In matters of workplace privacy, employers hold most of the cards. Although state laws vary, in general it's perfectly legal to monitor phone calls, dig through files, or read e-mail. But if you get sued for snooping, a judge will consider whether employees had a "reasonable expectation of privacy." So make privacy policies as clear as possible.
CASE IN POINT:
Managers at AllOutdoors.com, an online retailer in Traverse City, Mich., allow their 60 employees to use the Web for personal reasons, as long as they don't do anything abusive or illegal. To help ensure that they don't, the company has an Internet and e-mail policy that allows for the monitoring of online activity. Acting on a complaint, managers recently tracked a worker sending e-mail under someone else's name without permission. He was fired. Another employee was disciplined after a search of computer files found he was sending inappropriate messages to women in the office. "It's important that employees know the rules, so there's no question as to what is acceptable or unacceptable," says Nicole Runyon, director of human resources.
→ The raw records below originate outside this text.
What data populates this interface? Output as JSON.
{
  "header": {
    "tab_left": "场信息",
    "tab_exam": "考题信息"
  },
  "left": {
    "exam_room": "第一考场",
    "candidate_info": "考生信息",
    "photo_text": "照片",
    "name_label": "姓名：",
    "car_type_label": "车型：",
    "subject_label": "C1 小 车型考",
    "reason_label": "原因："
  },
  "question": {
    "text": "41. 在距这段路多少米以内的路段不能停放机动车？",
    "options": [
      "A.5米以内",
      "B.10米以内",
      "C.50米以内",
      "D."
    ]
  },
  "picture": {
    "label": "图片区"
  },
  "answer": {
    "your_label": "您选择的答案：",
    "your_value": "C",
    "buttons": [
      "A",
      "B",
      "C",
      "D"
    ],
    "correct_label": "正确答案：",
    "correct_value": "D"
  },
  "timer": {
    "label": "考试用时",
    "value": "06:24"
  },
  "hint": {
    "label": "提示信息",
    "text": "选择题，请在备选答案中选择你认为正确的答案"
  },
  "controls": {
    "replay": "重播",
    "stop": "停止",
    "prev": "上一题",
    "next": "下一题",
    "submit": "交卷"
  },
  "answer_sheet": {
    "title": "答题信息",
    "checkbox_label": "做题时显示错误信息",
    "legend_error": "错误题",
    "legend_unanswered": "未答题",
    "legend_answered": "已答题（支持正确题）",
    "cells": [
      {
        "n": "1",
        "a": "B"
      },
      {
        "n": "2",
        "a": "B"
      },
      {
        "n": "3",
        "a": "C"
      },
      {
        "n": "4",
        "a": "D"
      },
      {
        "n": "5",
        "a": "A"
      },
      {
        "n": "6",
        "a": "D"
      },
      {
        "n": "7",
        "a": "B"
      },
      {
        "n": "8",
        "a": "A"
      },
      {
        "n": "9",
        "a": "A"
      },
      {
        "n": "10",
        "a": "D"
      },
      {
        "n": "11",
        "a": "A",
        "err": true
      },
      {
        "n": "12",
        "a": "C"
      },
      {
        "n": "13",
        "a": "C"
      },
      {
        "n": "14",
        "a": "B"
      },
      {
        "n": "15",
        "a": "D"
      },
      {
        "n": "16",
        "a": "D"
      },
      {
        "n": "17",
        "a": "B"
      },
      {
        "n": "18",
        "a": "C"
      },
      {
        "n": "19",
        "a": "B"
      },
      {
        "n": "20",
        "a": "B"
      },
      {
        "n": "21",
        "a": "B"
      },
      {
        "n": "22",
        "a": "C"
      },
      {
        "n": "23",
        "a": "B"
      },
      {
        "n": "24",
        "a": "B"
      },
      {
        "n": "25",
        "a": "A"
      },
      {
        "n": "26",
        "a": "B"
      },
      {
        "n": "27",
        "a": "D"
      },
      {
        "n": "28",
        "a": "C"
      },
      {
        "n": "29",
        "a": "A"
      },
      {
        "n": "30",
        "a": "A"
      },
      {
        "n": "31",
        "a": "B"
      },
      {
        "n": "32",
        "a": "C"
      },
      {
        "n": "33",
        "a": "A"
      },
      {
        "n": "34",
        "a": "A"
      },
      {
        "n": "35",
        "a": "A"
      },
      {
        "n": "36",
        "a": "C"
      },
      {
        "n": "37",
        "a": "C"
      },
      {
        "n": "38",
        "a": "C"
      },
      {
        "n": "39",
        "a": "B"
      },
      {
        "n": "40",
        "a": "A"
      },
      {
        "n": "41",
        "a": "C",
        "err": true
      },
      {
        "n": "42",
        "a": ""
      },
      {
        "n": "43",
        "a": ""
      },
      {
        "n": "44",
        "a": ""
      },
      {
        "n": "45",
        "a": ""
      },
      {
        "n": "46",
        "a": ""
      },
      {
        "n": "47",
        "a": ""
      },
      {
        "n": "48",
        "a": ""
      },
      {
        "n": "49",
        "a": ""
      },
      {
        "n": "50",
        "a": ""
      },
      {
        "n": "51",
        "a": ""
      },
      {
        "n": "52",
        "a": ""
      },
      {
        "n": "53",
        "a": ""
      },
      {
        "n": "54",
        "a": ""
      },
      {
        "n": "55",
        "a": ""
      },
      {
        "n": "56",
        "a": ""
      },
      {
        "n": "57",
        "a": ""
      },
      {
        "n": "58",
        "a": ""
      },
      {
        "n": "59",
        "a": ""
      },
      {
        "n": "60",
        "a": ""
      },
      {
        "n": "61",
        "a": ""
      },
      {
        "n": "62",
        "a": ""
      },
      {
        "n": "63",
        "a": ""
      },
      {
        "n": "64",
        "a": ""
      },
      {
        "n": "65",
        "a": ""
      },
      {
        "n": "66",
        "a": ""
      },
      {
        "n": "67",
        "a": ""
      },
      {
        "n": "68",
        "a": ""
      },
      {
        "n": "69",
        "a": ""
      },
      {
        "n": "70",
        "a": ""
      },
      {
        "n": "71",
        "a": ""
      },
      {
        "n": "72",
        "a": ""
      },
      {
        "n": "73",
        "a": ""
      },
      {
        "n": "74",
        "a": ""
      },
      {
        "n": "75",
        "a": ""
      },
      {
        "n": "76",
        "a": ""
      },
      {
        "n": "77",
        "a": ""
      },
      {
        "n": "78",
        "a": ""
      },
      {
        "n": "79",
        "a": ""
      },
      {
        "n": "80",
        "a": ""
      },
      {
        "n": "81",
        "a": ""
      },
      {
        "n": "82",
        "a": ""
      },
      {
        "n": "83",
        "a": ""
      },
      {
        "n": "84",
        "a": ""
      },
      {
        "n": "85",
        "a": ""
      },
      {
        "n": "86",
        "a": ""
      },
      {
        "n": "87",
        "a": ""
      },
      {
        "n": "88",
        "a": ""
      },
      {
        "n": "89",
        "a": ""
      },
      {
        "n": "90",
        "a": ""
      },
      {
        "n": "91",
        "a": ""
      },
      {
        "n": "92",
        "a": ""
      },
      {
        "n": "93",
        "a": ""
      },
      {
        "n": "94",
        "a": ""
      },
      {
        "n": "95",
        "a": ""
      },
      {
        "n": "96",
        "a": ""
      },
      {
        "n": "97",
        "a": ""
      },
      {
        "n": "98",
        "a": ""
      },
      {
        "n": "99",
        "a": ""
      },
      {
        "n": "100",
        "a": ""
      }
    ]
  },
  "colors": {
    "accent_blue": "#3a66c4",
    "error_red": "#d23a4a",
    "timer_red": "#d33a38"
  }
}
In Small Business Legal Smarts (Bloomberg Press, 1998), author Deborah L. Jacobs advises that the best way to avoid a privacy suit is to have a valid business reason for conducting a search.
Alison Stein Wellner